    Video

    Video Documentary Tells Tale of Chernobyl Returnees

    Ukraine this week is marking the 30th anniversary of the world's worst nuclear accident, at the Chernobyl nuclear power plant. Soviet officials at first said little about the accident, but later evacuated a 2,600-square-kilometer "exclusion zone." Some people, though, came back. American directors Holly Morris and Anne Bogart created a documentary about this faithful and brave community. VOA's Tetiana Kharchenko reports from New York on "The Babushkas of Chernobyl." Carol Pearson narrates.
    Video

    Video Nigerians Feel Bite of Buhari Economic Policy

    Despite the global drop in the price of oil, Nigerian President Muhammadu Buhari has refused to allow the country's currency to devalue, leading to a shortage of foreign exchange. Chris Stein reports from Lagos businessmen and consumers are feeling the impact as the country deals with a severe fuel shortage.
    Video

    Video  Return to the Wild

    There’s a growing trend in the United States to let old or underused golf courses revert back to nature. But as Erika Celeste reports from one parcel in Grafton, Ohio, converting 39 hectares of land back to green space is a lot more complicated than just not mowing the fairway.

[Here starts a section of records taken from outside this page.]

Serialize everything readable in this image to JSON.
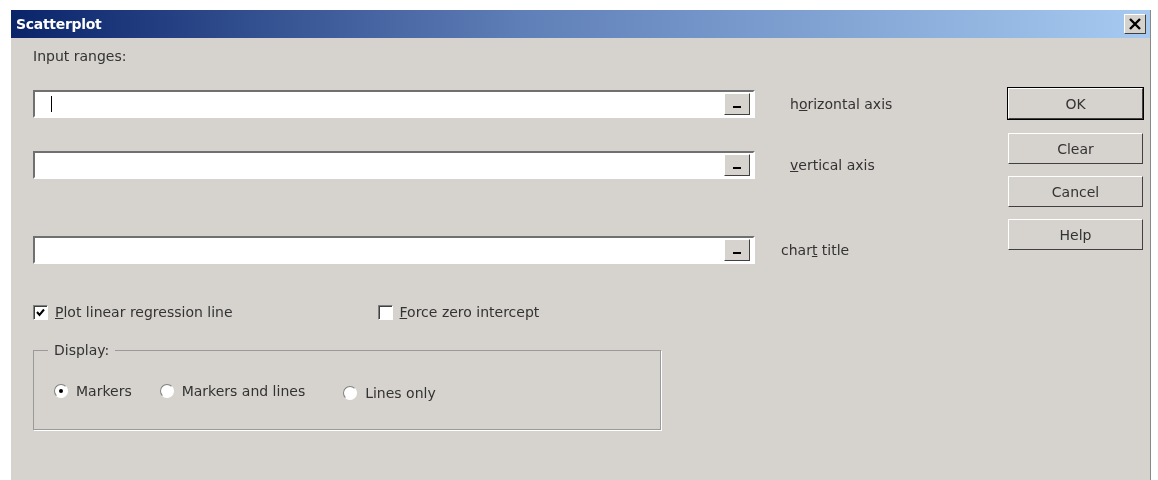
{
  "window": {
    "title": "Scatterplot"
  },
  "section_label": "Input ranges:",
  "ranges": [
    {
      "label_before": "h",
      "access_key": "o",
      "label_after": "rizontal axis",
      "focused": true
    },
    {
      "access_key": "v",
      "label_after": "ertical axis",
      "focused": false
    },
    {
      "label_before": "char",
      "access_key": "t",
      "label_after": " title",
      "focused": false
    }
  ],
  "buttons": [
    {
      "label": "OK",
      "default": true
    },
    {
      "label": "Clear",
      "default": false
    },
    {
      "label": "Cancel",
      "default": false
    },
    {
      "label": "Help",
      "default": false
    }
  ],
  "options": [
    {
      "access_key": "P",
      "label_after": "lot linear regression line",
      "checked": true
    },
    {
      "access_key": "F",
      "label_after": "orce zero intercept",
      "checked": false
    }
  ],
  "display": {
    "legend": "Display:",
    "choices": [
      {
        "label": "Markers",
        "selected": true
      },
      {
        "label": "Markers and lines",
        "selected": false
      },
      {
        "label": "Lines only",
        "selected": false
      }
    ]
  }
}
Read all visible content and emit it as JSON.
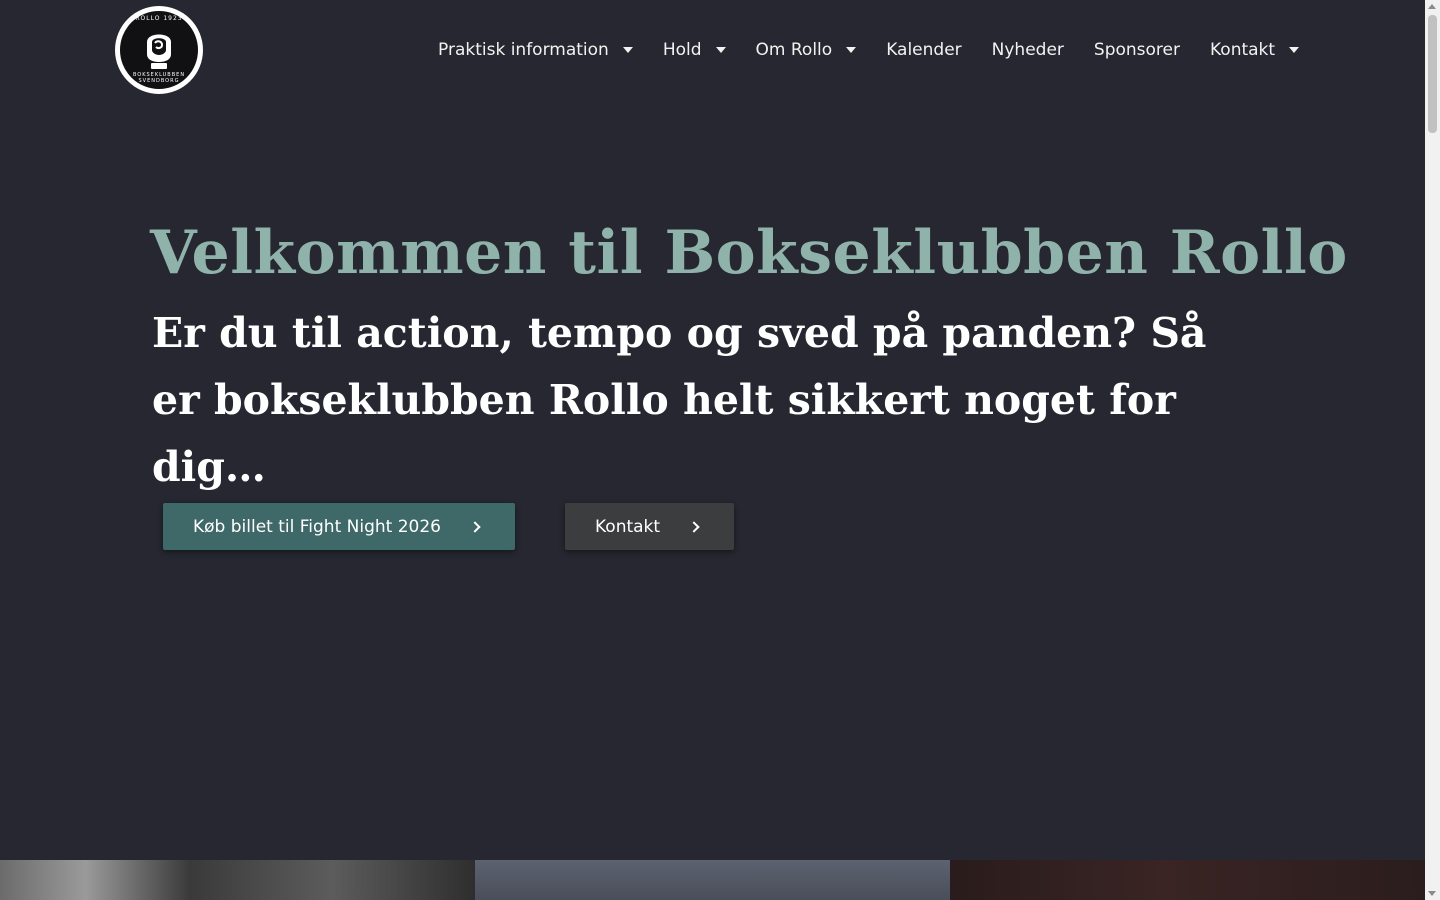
{
  "header": {
    "logo": {
      "top_text": "ROLLO 1923",
      "bottom_text": "BOKSEKLUBBEN SVENDBORG",
      "icon": "boxing-glove-icon"
    },
    "nav": [
      {
        "label": "Praktisk information",
        "has_dropdown": true
      },
      {
        "label": "Hold",
        "has_dropdown": true
      },
      {
        "label": "Om Rollo",
        "has_dropdown": true
      },
      {
        "label": "Kalender",
        "has_dropdown": false
      },
      {
        "label": "Nyheder",
        "has_dropdown": false
      },
      {
        "label": "Sponsorer",
        "has_dropdown": false
      },
      {
        "label": "Kontakt",
        "has_dropdown": true
      }
    ]
  },
  "hero": {
    "title": "Velkommen til Bokseklubben Rollo",
    "subtitle": "Er du til action, tempo og sved på panden? Så er bokseklubben Rollo helt sikkert noget for dig…",
    "primary_button": "Køb billet til Fight Night 2026",
    "secondary_button": "Kontakt"
  },
  "colors": {
    "background": "#262730",
    "title_accent": "#8fb3aa",
    "primary_button": "#3f6868",
    "secondary_button": "#3b3d3f"
  }
}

    Special Report

    Adrift The Invisible African Diaspora